When thing's really go wrong at a refinery our camera's are there to capture the action. This is one of the few times viewers get an up close look at the plants. The monuments of steel and steam are the first thing visitors see as they approach the city along Interstate 37.
We thought it might be interesting to give everyone a look behind the gate at one of our refineries. Flint Hills agreed to show us around their place and we took them up on their offer.
Once inside, we went straight to the nerve center of the refinery. It's called the central control room. It's located at the West plant off Suntide. Mike Fessenden is the daylight shift manager.
"These gentlemen here run the mid and West crude unit and they're also responsible for monitoring our first and third stage flare," says Fessenden.
The workers train their eyes on the computer screens to make sure every area of the plant is running properly. They have the power to shutdown or turn on practically anything and everything in the East and West plants. With that much authority, comes a lot of training. Fessenden told us it takes about a years worth of training to get someone ready to take on the responsibility of this job.
"Today it's real time, in the past it was a phone call. Someone would drive a truck over to a unit and have a conversation that way, but today it's instantaneous when something happens here they know about it over there. So without central control there's a lot of thing's we couldn't do that we do today," says Fessenden.
Flint hills handles about 300,000 barrels of oil per day. Of course, a lot of that oil is coming from right here in Texas. Drilling rigs are popping up all over the state with the Eagle Ford Shale discovery pumping billions of dollars into our economy. Here at the plant, all that product is stored in huge tanks. Some can hold half a million barrels of oil.
"We blend mixtures of crudes. In this case some foreign crude and some domestic crude and we pump that into our crude units," says Rolland Longoria with Flint Hills.

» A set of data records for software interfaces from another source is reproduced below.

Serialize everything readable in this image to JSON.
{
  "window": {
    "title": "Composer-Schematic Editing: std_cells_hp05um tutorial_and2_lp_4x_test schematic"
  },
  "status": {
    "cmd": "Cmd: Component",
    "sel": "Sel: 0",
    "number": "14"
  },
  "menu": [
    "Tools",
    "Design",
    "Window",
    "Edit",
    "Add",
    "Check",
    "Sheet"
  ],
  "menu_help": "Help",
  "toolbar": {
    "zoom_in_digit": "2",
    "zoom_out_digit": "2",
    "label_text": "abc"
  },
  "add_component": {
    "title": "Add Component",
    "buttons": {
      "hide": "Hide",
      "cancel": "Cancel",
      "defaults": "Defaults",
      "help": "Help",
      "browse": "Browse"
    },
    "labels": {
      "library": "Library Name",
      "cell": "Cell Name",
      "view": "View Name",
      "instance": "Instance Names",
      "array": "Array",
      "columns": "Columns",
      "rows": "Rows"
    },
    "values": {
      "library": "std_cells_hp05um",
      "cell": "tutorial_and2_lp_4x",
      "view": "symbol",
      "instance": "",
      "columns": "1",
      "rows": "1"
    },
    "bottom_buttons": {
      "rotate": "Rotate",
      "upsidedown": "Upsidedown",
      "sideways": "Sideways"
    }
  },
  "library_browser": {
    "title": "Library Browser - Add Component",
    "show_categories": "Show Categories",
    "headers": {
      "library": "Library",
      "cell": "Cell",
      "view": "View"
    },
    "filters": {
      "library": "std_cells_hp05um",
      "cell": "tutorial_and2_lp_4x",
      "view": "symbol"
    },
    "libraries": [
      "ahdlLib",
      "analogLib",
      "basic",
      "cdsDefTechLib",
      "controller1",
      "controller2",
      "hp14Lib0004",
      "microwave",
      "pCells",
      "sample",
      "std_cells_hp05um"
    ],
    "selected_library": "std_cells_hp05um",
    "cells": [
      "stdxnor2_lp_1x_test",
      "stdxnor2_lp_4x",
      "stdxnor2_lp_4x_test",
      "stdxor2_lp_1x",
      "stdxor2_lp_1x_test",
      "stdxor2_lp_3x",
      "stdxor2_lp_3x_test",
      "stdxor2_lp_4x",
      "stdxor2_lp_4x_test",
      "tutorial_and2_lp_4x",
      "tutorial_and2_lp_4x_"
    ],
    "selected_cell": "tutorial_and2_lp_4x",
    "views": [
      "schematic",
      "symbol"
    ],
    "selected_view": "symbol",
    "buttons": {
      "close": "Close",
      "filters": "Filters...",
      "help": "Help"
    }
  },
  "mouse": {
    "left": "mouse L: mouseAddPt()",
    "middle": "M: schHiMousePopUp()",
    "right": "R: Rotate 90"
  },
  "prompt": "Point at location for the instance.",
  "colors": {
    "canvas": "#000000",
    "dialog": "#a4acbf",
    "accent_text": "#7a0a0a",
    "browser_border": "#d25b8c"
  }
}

The crude units at the West plant separate out the salt and sand from the oil. Then the crude is sent to a heater tower where different temperatures help to transform it into diesel, jet fuel and of course gasoline. It takes about 24 hours to complete the process.
"You have a lot of employees here and it's a process of taking something that's naturally occurring in the ground and using technology if you will that will translate into a product that will help the community provides gasoline, plastic bottles," says Valerie Pompa, Flint Hills Production Manager.

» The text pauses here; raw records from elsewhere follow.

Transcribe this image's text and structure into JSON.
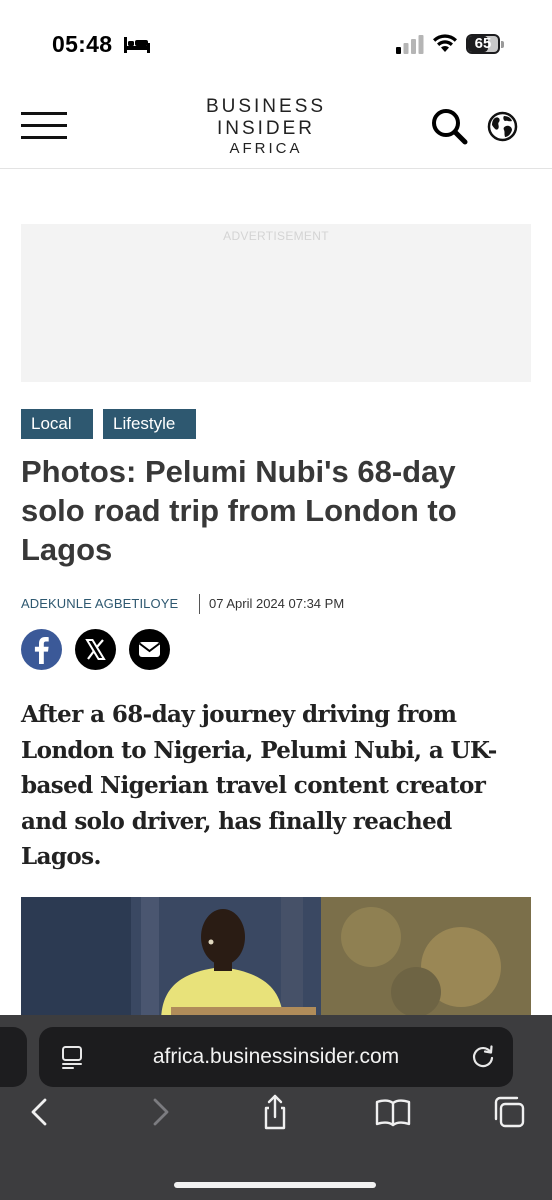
{
  "status_bar": {
    "time": "05:48",
    "battery_level": "65",
    "battery_fraction": 0.65,
    "icons": [
      "bed-icon",
      "signal-icon",
      "wifi-icon",
      "battery-icon"
    ]
  },
  "header": {
    "logo_line1": "BUSINESS",
    "logo_line2": "INSIDER",
    "logo_line3": "AFRICA",
    "icons": [
      "menu-icon",
      "search-icon",
      "globe-icon"
    ]
  },
  "advertisement": {
    "label": "ADVERTISEMENT"
  },
  "article": {
    "tags": [
      "Local",
      "Lifestyle"
    ],
    "headline": "Photos: Pelumi Nubi's 68-day solo road trip from London to Lagos",
    "author": "ADEKUNLE AGBETILOYE",
    "date": "07 April 2024 07:34 PM",
    "share_icons": [
      "facebook-icon",
      "x-icon",
      "email-icon"
    ],
    "lead": "After a 68-day journey driving from London to Nigeria, Pelumi Nubi, a UK-based Nigerian travel content creator and solo driver, has finally reached Lagos."
  },
  "browser": {
    "url": "africa.businessinsider.com",
    "icons": [
      "page-menu-icon",
      "reload-icon",
      "back-icon",
      "forward-icon",
      "share-icon",
      "bookmarks-icon",
      "tabs-icon"
    ]
  },
  "colors": {
    "tag_background": "#2e5870",
    "author_link": "#2e5870",
    "facebook": "#3b5998",
    "browser_bar": "#3d3d3f"
  }
}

There's another thing people may wonder about. What's all that smokey stuff that's always coming from the plants?
"What you're seeing in those steam clouds is just it, steam so no different than if you had a teapot at home or an iron you're heating up water and that's a vent for that steam and why you see it more on some days has to do with humidity and other outside conditions," says Pompa.
There's also the question about the flares we always seem to see on the news. Sometimes the flames can be seen for miles.
"The flares are pure and simple a safety device and our philosophy around our plants is they're there for one purpose emergency only and you'll never see Flint Hills using flaring to try and increase production. In fact, when you flare you're losing a lot of money so it's counterintuitive that you would ever flare to make money," says Flint Hills Plant Manager, Phil Gaarder.
Once all the crude is turned into various fuels the final product is sent out through these pipelines that run all through the plant.
There are two pipelines with both going to North Texas. Flint Hills is looking to get more of that Eagle Ford oil into its plant. That's why it's working on completing a new pipeline from Pettus in Bee County to another site just outside of Taft. Koch Pipeline is in charge of the project.
"We're really in a boom. This is one of the biggest opportunities in this area for crude oil and we're sitting really on the Eagle Ford play which is one of the largest crude oil plays in the united states," says Steve Ostrom, Director of Engineering for Koch Pipeline.
The Eagle Ford Shale promises to keep refinery row running at full capacity as they work behind the gate to keep the country going.